As students collected data and mastered content knowledge, they also conducted research on different types of board games. They played more than 20 board games and identified elements that they believed would maximize engagement and fun for K–12 students. “Learning how to play all of those different board games was my favorite part of this project,” exclaimed student Gabriel. The team also decided to include multiple skill levels to make it more challenging for higher grade levels. They created four skill levels — one each for grade bands K–2, 3–5, 6–8 and 9–12 — and increased difficulty by incorporating higher levels of science and moral decision-making.

The finished game is currently in production with a professional game manufacturer. Students hope to gift the game to Hui Hoʻoleimaluō during an upcoming graduation ceremony. A sophomore student is in the process of digitizing the game as a phone app. The final aspect of this project included forming a for-profit business with the hope that future students develop games for other cultural practitioners as a way to raise money for school operations.

I am proud to report that the students and I virtually presented this project at the 2021 International Technology and Engineering Educators Association National Conference.


Toni Marie Mapuana Kaui, PhD, is founder and head of school of an independent high school in East Hawaiʻi, named Nā Hunaahi, which supports ʻōlelo Hawaiʻi, or native Hawaiian language, and native Hawaiian cultural practices through design-based integrative STEAM curricula and in partnership with community organizations. Kaui champions increased computer science, cybersecurity and information technology education and opportunities for underserved and underrepresented student populations, especially Native Hawaiians. She holds a doctorate in integrative K–12 STEM education, a Master of Education degree in private school leadership and bachelor’s degrees in architecture and business administration.
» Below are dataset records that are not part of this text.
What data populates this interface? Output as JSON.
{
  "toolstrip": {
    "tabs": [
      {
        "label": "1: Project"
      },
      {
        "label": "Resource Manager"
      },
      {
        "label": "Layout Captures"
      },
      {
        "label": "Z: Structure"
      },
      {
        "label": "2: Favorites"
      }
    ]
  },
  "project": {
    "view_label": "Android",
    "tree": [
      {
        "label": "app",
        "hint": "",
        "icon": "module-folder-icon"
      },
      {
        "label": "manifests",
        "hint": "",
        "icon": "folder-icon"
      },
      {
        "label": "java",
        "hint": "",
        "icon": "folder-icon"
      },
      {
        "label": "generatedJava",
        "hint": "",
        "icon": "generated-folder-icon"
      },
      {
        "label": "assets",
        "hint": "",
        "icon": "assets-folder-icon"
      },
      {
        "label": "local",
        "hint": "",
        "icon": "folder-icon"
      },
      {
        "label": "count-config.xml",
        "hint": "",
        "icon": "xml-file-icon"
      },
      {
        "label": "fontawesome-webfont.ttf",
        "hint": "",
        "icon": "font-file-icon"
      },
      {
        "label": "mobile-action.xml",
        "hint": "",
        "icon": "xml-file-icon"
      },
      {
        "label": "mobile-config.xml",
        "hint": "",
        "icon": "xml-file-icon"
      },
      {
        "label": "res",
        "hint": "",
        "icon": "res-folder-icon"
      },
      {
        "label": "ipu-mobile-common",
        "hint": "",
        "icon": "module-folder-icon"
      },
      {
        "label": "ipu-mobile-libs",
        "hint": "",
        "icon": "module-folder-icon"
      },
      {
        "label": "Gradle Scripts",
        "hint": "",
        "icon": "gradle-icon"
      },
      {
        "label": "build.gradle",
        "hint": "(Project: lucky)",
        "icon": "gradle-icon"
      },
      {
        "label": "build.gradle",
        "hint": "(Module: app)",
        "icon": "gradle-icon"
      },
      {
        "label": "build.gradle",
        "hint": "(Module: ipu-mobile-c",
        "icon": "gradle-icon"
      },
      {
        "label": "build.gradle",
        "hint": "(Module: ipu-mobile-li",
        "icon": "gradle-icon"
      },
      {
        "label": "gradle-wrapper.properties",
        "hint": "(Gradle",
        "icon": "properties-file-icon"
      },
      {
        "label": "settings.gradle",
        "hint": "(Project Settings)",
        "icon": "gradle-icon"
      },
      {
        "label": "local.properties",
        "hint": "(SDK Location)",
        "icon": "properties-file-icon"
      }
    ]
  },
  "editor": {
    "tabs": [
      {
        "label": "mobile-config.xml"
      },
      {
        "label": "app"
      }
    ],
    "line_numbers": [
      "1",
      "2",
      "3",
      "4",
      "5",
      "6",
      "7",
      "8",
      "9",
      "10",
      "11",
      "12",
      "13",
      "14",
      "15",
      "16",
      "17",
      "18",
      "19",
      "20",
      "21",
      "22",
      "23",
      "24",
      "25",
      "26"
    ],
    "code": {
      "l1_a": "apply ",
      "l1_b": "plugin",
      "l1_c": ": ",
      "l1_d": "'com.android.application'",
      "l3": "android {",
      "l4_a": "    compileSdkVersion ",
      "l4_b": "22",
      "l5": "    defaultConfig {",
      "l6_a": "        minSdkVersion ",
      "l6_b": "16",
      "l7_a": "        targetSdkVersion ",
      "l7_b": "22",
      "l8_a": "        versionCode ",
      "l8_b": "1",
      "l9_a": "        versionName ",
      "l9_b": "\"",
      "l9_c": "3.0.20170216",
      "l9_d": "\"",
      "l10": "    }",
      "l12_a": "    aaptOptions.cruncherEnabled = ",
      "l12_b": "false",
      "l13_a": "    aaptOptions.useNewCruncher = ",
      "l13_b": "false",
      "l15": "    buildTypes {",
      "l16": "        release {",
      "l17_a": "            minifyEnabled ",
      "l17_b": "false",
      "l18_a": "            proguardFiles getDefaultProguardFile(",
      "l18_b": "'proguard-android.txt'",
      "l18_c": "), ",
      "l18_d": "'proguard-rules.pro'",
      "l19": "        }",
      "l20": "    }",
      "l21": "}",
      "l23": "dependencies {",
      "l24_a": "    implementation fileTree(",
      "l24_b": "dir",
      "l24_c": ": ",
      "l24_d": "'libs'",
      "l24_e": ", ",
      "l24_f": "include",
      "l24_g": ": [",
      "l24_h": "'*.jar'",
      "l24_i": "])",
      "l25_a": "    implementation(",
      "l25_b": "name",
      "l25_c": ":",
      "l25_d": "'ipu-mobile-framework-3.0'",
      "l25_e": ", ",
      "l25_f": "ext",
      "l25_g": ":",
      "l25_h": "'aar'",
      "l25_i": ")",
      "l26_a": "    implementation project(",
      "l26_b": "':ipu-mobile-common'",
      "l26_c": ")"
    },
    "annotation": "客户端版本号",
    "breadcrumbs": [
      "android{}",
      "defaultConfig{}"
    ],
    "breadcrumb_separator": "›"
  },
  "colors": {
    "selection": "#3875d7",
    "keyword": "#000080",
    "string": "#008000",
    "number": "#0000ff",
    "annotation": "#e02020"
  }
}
The Center for Gender Equity in Science and Technology (CGEST), housed in the School of Social Transformation at Arizona State University, actively drives the discourse and experiences of underrepresented girls in STEM by owning, generating and critiquing the collective body of scholarship on girls’ STEM education and by offering culturally responsive programs for girls of color (e.g., African American, Native American, Latina, and Asian American). For the Defense STEM Education Consortium, CGEST will run CompuGirls Cybersecurity, a week-long summer camp, for Native girls in Hawaiʻi in grades 8–12 who are interested in learning about cybersecurity, computer science and information technology. Students will learn how technology can address community needs in a culturally relevant approach, receive mentorship from STEM industry leaders and explore technology and STEM careers. For more information, visit cgest.asu.edu.